by Scott Sadil
There’s something odd about the soup the waitress brings me at the Old Brew House, the real deal, as far as pubs go, recently renovated at the end of the stone quay in the fishing village of Abroath, just beyond the Firth of Tay.
I could have sworn she said something about sweet potatoes. But this looks a lot more like motor oil – and maybe the consistency of manure tea as it sloshes about in the bowl she sets before me.
Then again, maybe I didn’t hear her quite right. It wouldn’t be the first time I stumbled over a word or two while looking for fish in a foreign land. Okay, I know, they speak English in the United Kingdom. But I’m in Scotland, for gosh sakes, where now and then, I confess, I have a wee bit of trouble with the rich but not always comprehensible words that spill like frothy water in a babbling brook, or burn(pronounced barn), from a local’s tongue.
Or maybe, just maybe, she didn’t hear me correctly, my mouth buried, unlike nearly every other mouth in the country, beneath my KN95 mask.
Seems unlikely. I mean, like, dude, don’t English speakers everywhere understand my perfectly un-accented West Coast diction?
Still, when I head into a bottle shop, rare though the occasion might be, I’ve learned to simply point, rather than try to pronounce the name of a promising single malt.
Even a two-year-old learns to get what he or she needs.
I try to tell myself, anyway, I’m getting better. Before heading out to search for fish, I walked seventy miles, from Melrose, on the River Tweed, to the Holy Island or Lindisfarne. St.Cuthbert’s Way. Castles and old abbeys. Buccleuch Arms, Upper and Lower Dryburgh, chaffinches, blue-tits and rooks, the Eildon Hills, the Cheviots, Morebattle, the Crookedshaws and Primsidemill. Yeavering? Kirk Yetholm?
Go ahead, you try it and see how close you get.
The waitress returns. What? Another bowl, same as the first, this one with what indeed looks like something I’d call soup, an orangey gruel, with bits of parsley sprinkled on top. Guess that first bowl was my coffee.
Glad I didn’t say anything.
So it goes, as Dr. Vonnegut opined. Searching for fish in a foreign country is rarely as easy as simply fishing for them. No doubt that’s part of the fun. You do have to learn to deal with the inevitable oddities, confusion, sometimes even chaos and irrational twists and turns. My first day in Edinburgh, I got turned around bussing in from the airport, thinking we were headed west, not east, and I never could break free of my gut-level sense that north was south, south was north – embarassing when you tell someone, “That’s weird, I’ve never seen the sun set in the east before.”

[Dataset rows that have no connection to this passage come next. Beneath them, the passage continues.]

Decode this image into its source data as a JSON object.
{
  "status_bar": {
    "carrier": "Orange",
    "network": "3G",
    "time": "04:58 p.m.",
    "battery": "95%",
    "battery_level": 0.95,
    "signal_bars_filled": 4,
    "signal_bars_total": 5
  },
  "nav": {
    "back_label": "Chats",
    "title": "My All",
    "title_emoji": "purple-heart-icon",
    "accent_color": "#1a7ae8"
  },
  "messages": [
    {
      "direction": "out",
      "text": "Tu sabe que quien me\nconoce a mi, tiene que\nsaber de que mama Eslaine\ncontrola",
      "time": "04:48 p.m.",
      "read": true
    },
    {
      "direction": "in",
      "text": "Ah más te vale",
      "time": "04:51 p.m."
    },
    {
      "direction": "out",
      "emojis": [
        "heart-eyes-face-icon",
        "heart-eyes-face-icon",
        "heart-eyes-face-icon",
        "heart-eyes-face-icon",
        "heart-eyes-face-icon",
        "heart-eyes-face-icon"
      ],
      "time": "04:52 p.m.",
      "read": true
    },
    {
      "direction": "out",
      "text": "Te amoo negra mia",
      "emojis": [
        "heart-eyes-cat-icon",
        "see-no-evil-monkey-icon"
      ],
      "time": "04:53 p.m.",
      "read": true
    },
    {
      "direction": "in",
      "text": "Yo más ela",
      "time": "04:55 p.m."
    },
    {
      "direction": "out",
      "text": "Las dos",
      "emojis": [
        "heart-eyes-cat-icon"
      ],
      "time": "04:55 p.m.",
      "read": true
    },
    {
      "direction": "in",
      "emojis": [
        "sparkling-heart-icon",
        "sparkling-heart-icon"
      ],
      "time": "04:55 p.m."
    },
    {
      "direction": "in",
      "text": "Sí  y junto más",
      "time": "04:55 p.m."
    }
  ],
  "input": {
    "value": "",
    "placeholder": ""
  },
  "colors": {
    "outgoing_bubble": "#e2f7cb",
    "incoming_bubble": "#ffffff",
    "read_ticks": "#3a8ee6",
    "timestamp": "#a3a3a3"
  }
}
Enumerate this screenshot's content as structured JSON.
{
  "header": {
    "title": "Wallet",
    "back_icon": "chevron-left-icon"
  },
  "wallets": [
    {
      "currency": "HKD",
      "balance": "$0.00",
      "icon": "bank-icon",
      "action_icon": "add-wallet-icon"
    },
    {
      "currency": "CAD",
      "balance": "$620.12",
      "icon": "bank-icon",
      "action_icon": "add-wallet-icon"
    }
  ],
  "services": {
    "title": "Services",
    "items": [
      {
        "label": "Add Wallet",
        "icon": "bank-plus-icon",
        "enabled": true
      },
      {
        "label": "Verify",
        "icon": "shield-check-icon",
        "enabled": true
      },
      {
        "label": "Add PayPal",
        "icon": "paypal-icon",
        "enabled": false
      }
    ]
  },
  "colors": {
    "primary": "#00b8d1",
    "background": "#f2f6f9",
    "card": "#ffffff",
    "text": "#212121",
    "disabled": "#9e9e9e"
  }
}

Or what about no fishing for salmon on Sundays? That’s a new one for me. I was still mulling over the reasoning for such a law when, the next day, I stopped at the airport for a Covid test, required within 24 hours before flying back to the states. Results? Surprise:“You have tested positive.”
Follow the rules and I was stuck in Scotland another ten days.
Or fly to Canada and make your way across the border.
Legally, I should add.
Gray’s Angling Editor Scott Sadil is pleased to report, firsthand, that there are Atlantic salmon, in the River Tweed, as he writes.